Element data from apps and pages:
%%
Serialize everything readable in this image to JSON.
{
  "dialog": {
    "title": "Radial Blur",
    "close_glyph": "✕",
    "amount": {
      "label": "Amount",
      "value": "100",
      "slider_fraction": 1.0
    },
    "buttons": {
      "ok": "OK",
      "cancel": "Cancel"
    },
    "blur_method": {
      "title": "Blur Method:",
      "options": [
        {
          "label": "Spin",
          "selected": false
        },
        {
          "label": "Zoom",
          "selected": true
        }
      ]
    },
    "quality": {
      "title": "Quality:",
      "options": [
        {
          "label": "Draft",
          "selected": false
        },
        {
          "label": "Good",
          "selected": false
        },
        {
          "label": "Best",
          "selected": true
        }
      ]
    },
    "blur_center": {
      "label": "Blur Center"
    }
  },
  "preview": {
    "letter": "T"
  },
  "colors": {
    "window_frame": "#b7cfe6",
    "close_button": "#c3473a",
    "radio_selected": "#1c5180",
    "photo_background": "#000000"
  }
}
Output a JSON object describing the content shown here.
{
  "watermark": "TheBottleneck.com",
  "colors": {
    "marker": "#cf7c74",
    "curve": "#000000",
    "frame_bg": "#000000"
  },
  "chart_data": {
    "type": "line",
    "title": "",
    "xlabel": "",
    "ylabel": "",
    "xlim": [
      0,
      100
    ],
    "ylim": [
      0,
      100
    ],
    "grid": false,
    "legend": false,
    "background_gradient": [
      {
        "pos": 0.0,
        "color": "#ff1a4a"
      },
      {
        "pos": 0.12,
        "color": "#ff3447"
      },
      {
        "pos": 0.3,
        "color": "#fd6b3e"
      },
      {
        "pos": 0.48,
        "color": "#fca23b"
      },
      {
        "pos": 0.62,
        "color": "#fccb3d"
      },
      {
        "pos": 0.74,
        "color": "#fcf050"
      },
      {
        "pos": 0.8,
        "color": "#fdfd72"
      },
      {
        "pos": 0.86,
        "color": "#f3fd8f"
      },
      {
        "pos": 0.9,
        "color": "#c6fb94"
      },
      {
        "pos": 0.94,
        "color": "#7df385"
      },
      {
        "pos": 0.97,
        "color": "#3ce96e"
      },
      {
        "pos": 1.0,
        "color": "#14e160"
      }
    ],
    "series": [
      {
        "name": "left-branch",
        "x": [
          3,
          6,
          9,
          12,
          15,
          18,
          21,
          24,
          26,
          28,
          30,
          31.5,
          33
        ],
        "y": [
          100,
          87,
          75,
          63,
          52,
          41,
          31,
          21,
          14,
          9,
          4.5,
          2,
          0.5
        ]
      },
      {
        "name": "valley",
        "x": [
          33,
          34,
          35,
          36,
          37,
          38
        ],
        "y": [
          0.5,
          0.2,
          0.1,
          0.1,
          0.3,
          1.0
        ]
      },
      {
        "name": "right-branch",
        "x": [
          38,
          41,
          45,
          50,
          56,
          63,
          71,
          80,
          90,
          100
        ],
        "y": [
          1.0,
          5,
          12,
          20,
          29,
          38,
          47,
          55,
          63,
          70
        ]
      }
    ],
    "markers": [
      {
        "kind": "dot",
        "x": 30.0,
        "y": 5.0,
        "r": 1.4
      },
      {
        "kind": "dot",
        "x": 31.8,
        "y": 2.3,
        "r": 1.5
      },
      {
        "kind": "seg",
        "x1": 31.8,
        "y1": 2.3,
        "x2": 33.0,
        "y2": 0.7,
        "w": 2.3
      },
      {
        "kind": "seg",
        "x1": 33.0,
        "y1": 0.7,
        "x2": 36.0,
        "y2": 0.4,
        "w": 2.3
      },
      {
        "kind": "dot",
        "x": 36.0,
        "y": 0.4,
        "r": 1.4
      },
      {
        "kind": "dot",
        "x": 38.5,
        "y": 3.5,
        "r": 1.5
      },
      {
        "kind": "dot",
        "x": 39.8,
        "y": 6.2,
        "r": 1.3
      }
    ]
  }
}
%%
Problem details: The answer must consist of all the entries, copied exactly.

Expected answer:
Serialize everything readable in this image to JSON.
{
  "dialog": {
    "title": "Radial Blur",
    "close_glyph": "✕",
    "amount": {
      "label": "Amount",
      "value": "100",
      "slider_fraction": 1.0
    },
    "buttons": {
      "ok": "OK",
      "cancel": "Cancel"
    },
    "blur_method": {
      "title": "Blur Method:",
      "options": [
        {
          "label": "Spin",
          "selected": false
        },
        {
          "label": "Zoom",
          "selected": true
        }
      ]
    },
    "quality": {
      "title": "Quality:",
      "options": [
        {
          "label": "Draft",
          "selected": false
        },
        {
          "label": "Good",
          "selected": false
        },
        {
          "label": "Best",
          "selected": true
        }
      ]
    },
    "blur_center": {
      "label": "Blur Center"
    }
  },
  "preview": {
    "letter": "T"
  },
  "colors": {
    "window_frame": "#b7cfe6",
    "close_button": "#c3473a",
    "radio_selected": "#1c5180",
    "photo_background": "#000000"
  }
}
Output a JSON object describing the content shown here.
{
  "watermark": "TheBottleneck.com",
  "colors": {
    "marker": "#cf7c74",
    "curve": "#000000",
    "frame_bg": "#000000"
  },
  "chart_data": {
    "type": "line",
    "title": "",
    "xlabel": "",
    "ylabel": "",
    "xlim": [
      0,
      100
    ],
    "ylim": [
      0,
      100
    ],
    "grid": false,
    "legend": false,
    "background_gradient": [
      {
        "pos": 0.0,
        "color": "#ff1a4a"
      },
      {
        "pos": 0.12,
        "color": "#ff3447"
      },
      {
        "pos": 0.3,
        "color": "#fd6b3e"
      },
      {
        "pos": 0.48,
        "color": "#fca23b"
      },
      {
        "pos": 0.62,
        "color": "#fccb3d"
      },
      {
        "pos": 0.74,
        "color": "#fcf050"
      },
      {
        "pos": 0.8,
        "color": "#fdfd72"
      },
      {
        "pos": 0.86,
        "color": "#f3fd8f"
      },
      {
        "pos": 0.9,
        "color": "#c6fb94"
      },
      {
        "pos": 0.94,
        "color": "#7df385"
      },
      {
        "pos": 0.97,
        "color": "#3ce96e"
      },
      {
        "pos": 1.0,
        "color": "#14e160"
      }
    ],
    "series": [
      {
        "name": "left-branch",
        "x": [
          3,
          6,
          9,
          12,
          15,
          18,
          21,
          24,
          26,
          28,
          30,
          31.5,
          33
        ],
        "y": [
          100,
          87,
          75,
          63,
          52,
          41,
          31,
          21,
          14,
          9,
          4.5,
          2,
          0.5
        ]
      },
      {
        "name": "valley",
        "x": [
          33,
          34,
          35,
          36,
          37,
          38
        ],
        "y": [
          0.5,
          0.2,
          0.1,
          0.1,
          0.3,
          1.0
        ]
      },
      {
        "name": "right-branch",
        "x": [
          38,
          41,
          45,
          50,
          56,
          63,
          71,
          80,
          90,
          100
        ],
        "y": [
          1.0,
          5,
          12,
          20,
          29,
          38,
          47,
          55,
          63,
          70
        ]
      }
    ],
    "markers": [
      {
        "kind": "dot",
        "x": 30.0,
        "y": 5.0,
        "r": 1.4
      },
      {
        "kind": "dot",
        "x": 31.8,
        "y": 2.3,
        "r": 1.5
      },
      {
        "kind": "seg",
        "x1": 31.8,
        "y1": 2.3,
        "x2": 33.0,
        "y2": 0.7,
        "w": 2.3
      },
      {
        "kind": "seg",
        "x1": 33.0,
        "y1": 0.7,
        "x2": 36.0,
        "y2": 0.4,
        "w": 2.3
      },
      {
        "kind": "dot",
        "x": 36.0,
        "y": 0.4,
        "r": 1.4
      },
      {
        "kind": "dot",
        "x": 38.5,
        "y": 3.5,
        "r": 1.5
      },
      {
        "kind": "dot",
        "x": 39.8,
        "y": 6.2,
        "r": 1.3
      }
    ]
  }
}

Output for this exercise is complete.